Reproduce the entries exactly as they appear below.

--- GIVEN DATA ---

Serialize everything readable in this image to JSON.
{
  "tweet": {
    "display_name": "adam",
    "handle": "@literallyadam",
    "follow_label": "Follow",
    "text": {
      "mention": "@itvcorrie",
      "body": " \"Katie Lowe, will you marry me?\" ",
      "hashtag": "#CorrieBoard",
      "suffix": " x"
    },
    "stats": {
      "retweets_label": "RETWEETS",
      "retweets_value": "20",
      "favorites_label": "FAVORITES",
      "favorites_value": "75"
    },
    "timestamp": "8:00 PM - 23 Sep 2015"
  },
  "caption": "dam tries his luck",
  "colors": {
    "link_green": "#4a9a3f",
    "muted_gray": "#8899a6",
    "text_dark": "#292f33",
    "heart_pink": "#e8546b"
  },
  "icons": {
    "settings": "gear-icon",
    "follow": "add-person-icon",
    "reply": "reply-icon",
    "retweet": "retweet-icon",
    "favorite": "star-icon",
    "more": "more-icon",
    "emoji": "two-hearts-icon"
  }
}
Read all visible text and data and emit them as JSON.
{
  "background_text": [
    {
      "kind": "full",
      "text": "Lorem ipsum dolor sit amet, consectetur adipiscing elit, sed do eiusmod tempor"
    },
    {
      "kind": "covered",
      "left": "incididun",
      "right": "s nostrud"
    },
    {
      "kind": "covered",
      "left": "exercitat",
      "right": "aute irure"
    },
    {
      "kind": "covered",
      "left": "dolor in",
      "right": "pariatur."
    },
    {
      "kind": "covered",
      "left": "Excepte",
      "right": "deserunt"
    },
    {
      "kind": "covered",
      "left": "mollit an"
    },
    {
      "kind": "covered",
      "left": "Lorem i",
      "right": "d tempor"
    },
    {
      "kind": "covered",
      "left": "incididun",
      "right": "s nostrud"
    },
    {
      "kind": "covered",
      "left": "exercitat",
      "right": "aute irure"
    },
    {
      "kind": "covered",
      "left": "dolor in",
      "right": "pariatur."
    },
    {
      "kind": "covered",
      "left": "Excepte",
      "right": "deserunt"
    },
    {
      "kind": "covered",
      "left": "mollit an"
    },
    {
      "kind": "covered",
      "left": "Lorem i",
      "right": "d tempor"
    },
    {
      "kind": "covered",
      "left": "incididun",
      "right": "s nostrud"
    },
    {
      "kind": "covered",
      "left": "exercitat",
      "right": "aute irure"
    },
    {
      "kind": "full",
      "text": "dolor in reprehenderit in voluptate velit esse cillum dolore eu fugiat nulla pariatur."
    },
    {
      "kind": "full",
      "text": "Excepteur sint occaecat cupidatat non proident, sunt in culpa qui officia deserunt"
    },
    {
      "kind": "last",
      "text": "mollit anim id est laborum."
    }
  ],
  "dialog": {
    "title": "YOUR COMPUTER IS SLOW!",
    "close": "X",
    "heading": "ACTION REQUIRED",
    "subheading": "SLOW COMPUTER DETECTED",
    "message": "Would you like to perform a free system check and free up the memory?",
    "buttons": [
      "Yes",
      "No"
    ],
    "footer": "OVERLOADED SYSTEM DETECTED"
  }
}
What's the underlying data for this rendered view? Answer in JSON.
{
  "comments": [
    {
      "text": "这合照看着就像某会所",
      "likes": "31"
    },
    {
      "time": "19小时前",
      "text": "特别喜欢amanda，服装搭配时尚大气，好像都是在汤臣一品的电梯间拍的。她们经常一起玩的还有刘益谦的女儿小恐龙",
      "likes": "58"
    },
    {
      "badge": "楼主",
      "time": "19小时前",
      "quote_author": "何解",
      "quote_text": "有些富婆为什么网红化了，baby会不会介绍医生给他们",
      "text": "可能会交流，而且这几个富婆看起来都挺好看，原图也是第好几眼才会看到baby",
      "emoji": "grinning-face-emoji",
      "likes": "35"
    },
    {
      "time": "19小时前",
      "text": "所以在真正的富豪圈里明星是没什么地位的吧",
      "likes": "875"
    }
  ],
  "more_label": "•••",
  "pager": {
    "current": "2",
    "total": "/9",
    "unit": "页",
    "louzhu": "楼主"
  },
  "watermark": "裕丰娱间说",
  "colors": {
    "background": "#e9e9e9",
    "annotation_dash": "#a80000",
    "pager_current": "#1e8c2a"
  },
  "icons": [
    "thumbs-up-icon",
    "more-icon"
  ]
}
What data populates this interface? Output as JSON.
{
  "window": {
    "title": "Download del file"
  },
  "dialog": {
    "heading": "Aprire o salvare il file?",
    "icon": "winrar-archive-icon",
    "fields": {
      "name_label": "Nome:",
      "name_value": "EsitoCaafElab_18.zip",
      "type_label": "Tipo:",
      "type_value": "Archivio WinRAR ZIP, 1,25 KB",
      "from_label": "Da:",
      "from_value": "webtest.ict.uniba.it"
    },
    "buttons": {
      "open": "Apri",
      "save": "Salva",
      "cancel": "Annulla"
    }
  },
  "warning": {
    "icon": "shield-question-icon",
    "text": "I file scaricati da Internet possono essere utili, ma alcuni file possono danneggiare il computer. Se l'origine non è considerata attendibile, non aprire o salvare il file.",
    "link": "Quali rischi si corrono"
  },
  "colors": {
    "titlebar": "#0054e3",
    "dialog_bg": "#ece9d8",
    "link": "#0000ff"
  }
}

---

== TASK SOLUTION ==
Serialize everything readable in this image to JSON.
{
  "tweet": {
    "display_name": "adam",
    "handle": "@literallyadam",
    "follow_label": "Follow",
    "text": {
      "mention": "@itvcorrie",
      "body": " \"Katie Lowe, will you marry me?\" ",
      "hashtag": "#CorrieBoard",
      "suffix": " x"
    },
    "stats": {
      "retweets_label": "RETWEETS",
      "retweets_value": "20",
      "favorites_label": "FAVORITES",
      "favorites_value": "75"
    },
    "timestamp": "8:00 PM - 23 Sep 2015"
  },
  "caption": "dam tries his luck",
  "colors": {
    "link_green": "#4a9a3f",
    "muted_gray": "#8899a6",
    "text_dark": "#292f33",
    "heart_pink": "#e8546b"
  },
  "icons": {
    "settings": "gear-icon",
    "follow": "add-person-icon",
    "reply": "reply-icon",
    "retweet": "retweet-icon",
    "favorite": "star-icon",
    "more": "more-icon",
    "emoji": "two-hearts-icon"
  }
}
Read all visible text and data and emit them as JSON.
{
  "background_text": [
    {
      "kind": "full",
      "text": "Lorem ipsum dolor sit amet, consectetur adipiscing elit, sed do eiusmod tempor"
    },
    {
      "kind": "covered",
      "left": "incididun",
      "right": "s nostrud"
    },
    {
      "kind": "covered",
      "left": "exercitat",
      "right": "aute irure"
    },
    {
      "kind": "covered",
      "left": "dolor in",
      "right": "pariatur."
    },
    {
      "kind": "covered",
      "left": "Excepte",
      "right": "deserunt"
    },
    {
      "kind": "covered",
      "left": "mollit an"
    },
    {
      "kind": "covered",
      "left": "Lorem i",
      "right": "d tempor"
    },
    {
      "kind": "covered",
      "left": "incididun",
      "right": "s nostrud"
    },
    {
      "kind": "covered",
      "left": "exercitat",
      "right": "aute irure"
    },
    {
      "kind": "covered",
      "left": "dolor in",
      "right": "pariatur."
    },
    {
      "kind": "covered",
      "left": "Excepte",
      "right": "deserunt"
    },
    {
      "kind": "covered",
      "left": "mollit an"
    },
    {
      "kind": "covered",
      "left": "Lorem i",
      "right": "d tempor"
    },
    {
      "kind": "covered",
      "left": "incididun",
      "right": "s nostrud"
    },
    {
      "kind": "covered",
      "left": "exercitat",
      "right": "aute irure"
    },
    {
      "kind": "full",
      "text": "dolor in reprehenderit in voluptate velit esse cillum dolore eu fugiat nulla pariatur."
    },
    {
      "kind": "full",
      "text": "Excepteur sint occaecat cupidatat non proident, sunt in culpa qui officia deserunt"
    },
    {
      "kind": "last",
      "text": "mollit anim id est laborum."
    }
  ],
  "dialog": {
    "title": "YOUR COMPUTER IS SLOW!",
    "close": "X",
    "heading": "ACTION REQUIRED",
    "subheading": "SLOW COMPUTER DETECTED",
    "message": "Would you like to perform a free system check and free up the memory?",
    "buttons": [
      "Yes",
      "No"
    ],
    "footer": "OVERLOADED SYSTEM DETECTED"
  }
}
What's the underlying data for this rendered view? Answer in JSON.
{
  "comments": [
    {
      "text": "这合照看着就像某会所",
      "likes": "31"
    },
    {
      "time": "19小时前",
      "text": "特别喜欢amanda，服装搭配时尚大气，好像都是在汤臣一品的电梯间拍的。她们经常一起玩的还有刘益谦的女儿小恐龙",
      "likes": "58"
    },
    {
      "badge": "楼主",
      "time": "19小时前",
      "quote_author": "何解",
      "quote_text": "有些富婆为什么网红化了，baby会不会介绍医生给他们",
      "text": "可能会交流，而且这几个富婆看起来都挺好看，原图也是第好几眼才会看到baby",
      "emoji": "grinning-face-emoji",
      "likes": "35"
    },
    {
      "time": "19小时前",
      "text": "所以在真正的富豪圈里明星是没什么地位的吧",
      "likes": "875"
    }
  ],
  "more_label": "•••",
  "pager": {
    "current": "2",
    "total": "/9",
    "unit": "页",
    "louzhu": "楼主"
  },
  "watermark": "裕丰娱间说",
  "colors": {
    "background": "#e9e9e9",
    "annotation_dash": "#a80000",
    "pager_current": "#1e8c2a"
  },
  "icons": [
    "thumbs-up-icon",
    "more-icon"
  ]
}
What data populates this interface? Output as JSON.
{
  "window": {
    "title": "Download del file"
  },
  "dialog": {
    "heading": "Aprire o salvare il file?",
    "icon": "winrar-archive-icon",
    "fields": {
      "name_label": "Nome:",
      "name_value": "EsitoCaafElab_18.zip",
      "type_label": "Tipo:",
      "type_value": "Archivio WinRAR ZIP, 1,25 KB",
      "from_label": "Da:",
      "from_value": "webtest.ict.uniba.it"
    },
    "buttons": {
      "open": "Apri",
      "save": "Salva",
      "cancel": "Annulla"
    }
  },
  "warning": {
    "icon": "shield-question-icon",
    "text": "I file scaricati da Internet possono essere utili, ma alcuni file possono danneggiare il computer. Se l'origine non è considerata attendibile, non aprire o salvare il file.",
    "link": "Quali rischi si corrono"
  },
  "colors": {
    "titlebar": "#0054e3",
    "dialog_bg": "#ece9d8",
    "link": "#0000ff"
  }
}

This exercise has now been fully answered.